Work request:
Every entry that appears below is to be output exactly.

START Exercise materials

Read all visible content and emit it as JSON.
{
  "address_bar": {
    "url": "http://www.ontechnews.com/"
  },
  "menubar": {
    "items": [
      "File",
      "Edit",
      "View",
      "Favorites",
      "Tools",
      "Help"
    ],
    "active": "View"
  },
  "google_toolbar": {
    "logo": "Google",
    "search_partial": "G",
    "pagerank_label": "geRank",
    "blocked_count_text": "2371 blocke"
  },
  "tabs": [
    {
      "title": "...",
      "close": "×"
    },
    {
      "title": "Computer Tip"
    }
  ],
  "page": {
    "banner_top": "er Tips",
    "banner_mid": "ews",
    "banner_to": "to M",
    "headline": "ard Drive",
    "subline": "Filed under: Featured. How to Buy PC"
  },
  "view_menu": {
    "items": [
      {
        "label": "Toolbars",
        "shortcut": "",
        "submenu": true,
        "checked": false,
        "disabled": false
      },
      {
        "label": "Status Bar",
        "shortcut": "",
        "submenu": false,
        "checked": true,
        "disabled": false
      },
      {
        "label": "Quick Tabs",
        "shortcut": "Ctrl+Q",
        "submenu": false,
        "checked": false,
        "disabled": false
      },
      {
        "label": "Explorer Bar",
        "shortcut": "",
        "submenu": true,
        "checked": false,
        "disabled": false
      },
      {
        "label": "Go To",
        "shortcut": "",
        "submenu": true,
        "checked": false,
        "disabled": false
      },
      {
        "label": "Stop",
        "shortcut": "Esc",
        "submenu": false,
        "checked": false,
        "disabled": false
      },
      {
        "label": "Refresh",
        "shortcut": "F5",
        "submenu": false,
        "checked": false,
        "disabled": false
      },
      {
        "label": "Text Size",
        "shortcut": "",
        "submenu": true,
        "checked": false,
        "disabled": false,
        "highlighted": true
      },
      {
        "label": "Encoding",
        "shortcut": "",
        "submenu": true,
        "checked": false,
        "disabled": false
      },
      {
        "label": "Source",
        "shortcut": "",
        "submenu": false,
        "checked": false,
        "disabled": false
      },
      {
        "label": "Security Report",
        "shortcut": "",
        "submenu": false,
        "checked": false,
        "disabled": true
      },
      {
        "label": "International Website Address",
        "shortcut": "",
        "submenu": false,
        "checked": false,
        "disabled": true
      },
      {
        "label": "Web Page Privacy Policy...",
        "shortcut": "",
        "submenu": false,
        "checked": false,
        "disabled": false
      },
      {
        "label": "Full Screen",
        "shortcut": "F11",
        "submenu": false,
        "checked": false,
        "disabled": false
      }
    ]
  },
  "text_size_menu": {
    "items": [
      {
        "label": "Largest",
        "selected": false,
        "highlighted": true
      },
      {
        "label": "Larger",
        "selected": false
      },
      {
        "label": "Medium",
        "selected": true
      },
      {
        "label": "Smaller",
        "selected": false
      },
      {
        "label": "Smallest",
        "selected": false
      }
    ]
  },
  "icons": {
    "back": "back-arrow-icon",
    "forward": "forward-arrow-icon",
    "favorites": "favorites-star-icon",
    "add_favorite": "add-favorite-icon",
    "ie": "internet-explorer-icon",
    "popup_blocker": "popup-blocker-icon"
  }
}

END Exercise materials

Answer to the exercise:
Read all visible content and emit it as JSON.
{
  "address_bar": {
    "url": "http://www.ontechnews.com/"
  },
  "menubar": {
    "items": [
      "File",
      "Edit",
      "View",
      "Favorites",
      "Tools",
      "Help"
    ],
    "active": "View"
  },
  "google_toolbar": {
    "logo": "Google",
    "search_partial": "G",
    "pagerank_label": "geRank",
    "blocked_count_text": "2371 blocke"
  },
  "tabs": [
    {
      "title": "...",
      "close": "×"
    },
    {
      "title": "Computer Tip"
    }
  ],
  "page": {
    "banner_top": "er Tips",
    "banner_mid": "ews",
    "banner_to": "to M",
    "headline": "ard Drive",
    "subline": "Filed under: Featured. How to Buy PC"
  },
  "view_menu": {
    "items": [
      {
        "label": "Toolbars",
        "shortcut": "",
        "submenu": true,
        "checked": false,
        "disabled": false
      },
      {
        "label": "Status Bar",
        "shortcut": "",
        "submenu": false,
        "checked": true,
        "disabled": false
      },
      {
        "label": "Quick Tabs",
        "shortcut": "Ctrl+Q",
        "submenu": false,
        "checked": false,
        "disabled": false
      },
      {
        "label": "Explorer Bar",
        "shortcut": "",
        "submenu": true,
        "checked": false,
        "disabled": false
      },
      {
        "label": "Go To",
        "shortcut": "",
        "submenu": true,
        "checked": false,
        "disabled": false
      },
      {
        "label": "Stop",
        "shortcut": "Esc",
        "submenu": false,
        "checked": false,
        "disabled": false
      },
      {
        "label": "Refresh",
        "shortcut": "F5",
        "submenu": false,
        "checked": false,
        "disabled": false
      },
      {
        "label": "Text Size",
        "shortcut": "",
        "submenu": true,
        "checked": false,
        "disabled": false,
        "highlighted": true
      },
      {
        "label": "Encoding",
        "shortcut": "",
        "submenu": true,
        "checked": false,
        "disabled": false
      },
      {
        "label": "Source",
        "shortcut": "",
        "submenu": false,
        "checked": false,
        "disabled": false
      },
      {
        "label": "Security Report",
        "shortcut": "",
        "submenu": false,
        "checked": false,
        "disabled": true
      },
      {
        "label": "International Website Address",
        "shortcut": "",
        "submenu": false,
        "checked": false,
        "disabled": true
      },
      {
        "label": "Web Page Privacy Policy...",
        "shortcut": "",
        "submenu": false,
        "checked": false,
        "disabled": false
      },
      {
        "label": "Full Screen",
        "shortcut": "F11",
        "submenu": false,
        "checked": false,
        "disabled": false
      }
    ]
  },
  "text_size_menu": {
    "items": [
      {
        "label": "Largest",
        "selected": false,
        "highlighted": true
      },
      {
        "label": "Larger",
        "selected": false
      },
      {
        "label": "Medium",
        "selected": true
      },
      {
        "label": "Smaller",
        "selected": false
      },
      {
        "label": "Smallest",
        "selected": false
      }
    ]
  },
  "icons": {
    "back": "back-arrow-icon",
    "forward": "forward-arrow-icon",
    "favorites": "favorites-star-icon",
    "add_favorite": "add-favorite-icon",
    "ie": "internet-explorer-icon",
    "popup_blocker": "popup-blocker-icon"
  }
}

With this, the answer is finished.